Skip the pictures, and retype the data below in full, exactly.

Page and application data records
== Segment start ==

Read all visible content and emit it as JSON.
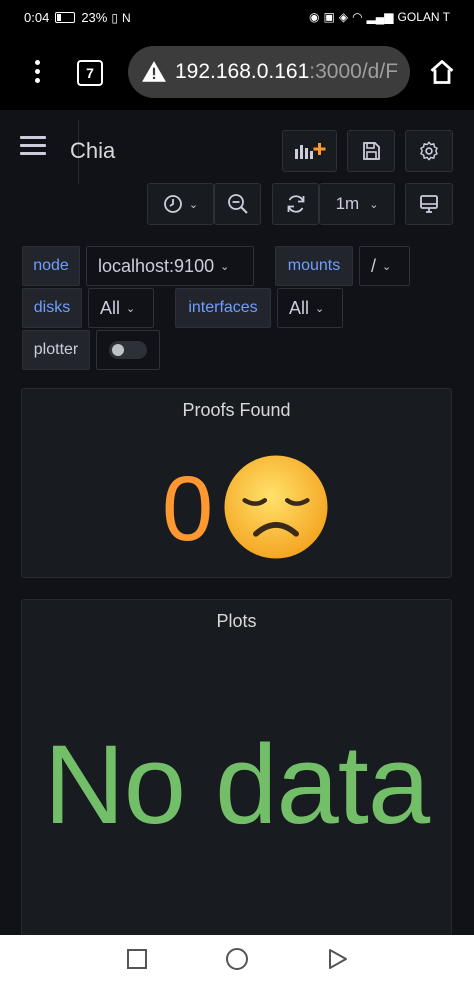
{
  "statusbar": {
    "time": "0:04",
    "battery": "23%",
    "carrier": "GOLAN T"
  },
  "browser": {
    "tab_count": "7",
    "url_host": "192.168.0.161",
    "url_rest": ":3000/d/F"
  },
  "dashboard": {
    "title": "Chia",
    "refresh_interval": "1m"
  },
  "variables": {
    "node_label": "node",
    "node_value": "localhost:9100",
    "mounts_label": "mounts",
    "mounts_value": "/",
    "disks_label": "disks",
    "disks_value": "All",
    "interfaces_label": "interfaces",
    "interfaces_value": "All",
    "plotter_label": "plotter"
  },
  "panels": {
    "proofs_title": "Proofs Found",
    "proofs_value": "0",
    "plots_title": "Plots",
    "plots_value": "No data"
  },
  "colors": {
    "proofs_value": "#ff9830",
    "plots_value": "#73bf69",
    "variable_label": "#6e9fff"
  }
}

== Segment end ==

YOUR RESPONSE
Read all visible content and emit it as JSON.
{
  "statusbar": {
    "time": "0:04",
    "battery": "23%",
    "carrier": "GOLAN T"
  },
  "browser": {
    "tab_count": "7",
    "url_host": "192.168.0.161",
    "url_rest": ":3000/d/F"
  },
  "dashboard": {
    "title": "Chia",
    "refresh_interval": "1m"
  },
  "variables": {
    "node_label": "node",
    "node_value": "localhost:9100",
    "mounts_label": "mounts",
    "mounts_value": "/",
    "disks_label": "disks",
    "disks_value": "All",
    "interfaces_label": "interfaces",
    "interfaces_value": "All",
    "plotter_label": "plotter"
  },
  "panels": {
    "proofs_title": "Proofs Found",
    "proofs_value": "0",
    "plots_title": "Plots",
    "plots_value": "No data"
  },
  "colors": {
    "proofs_value": "#ff9830",
    "plots_value": "#73bf69",
    "variable_label": "#6e9fff"
  }
}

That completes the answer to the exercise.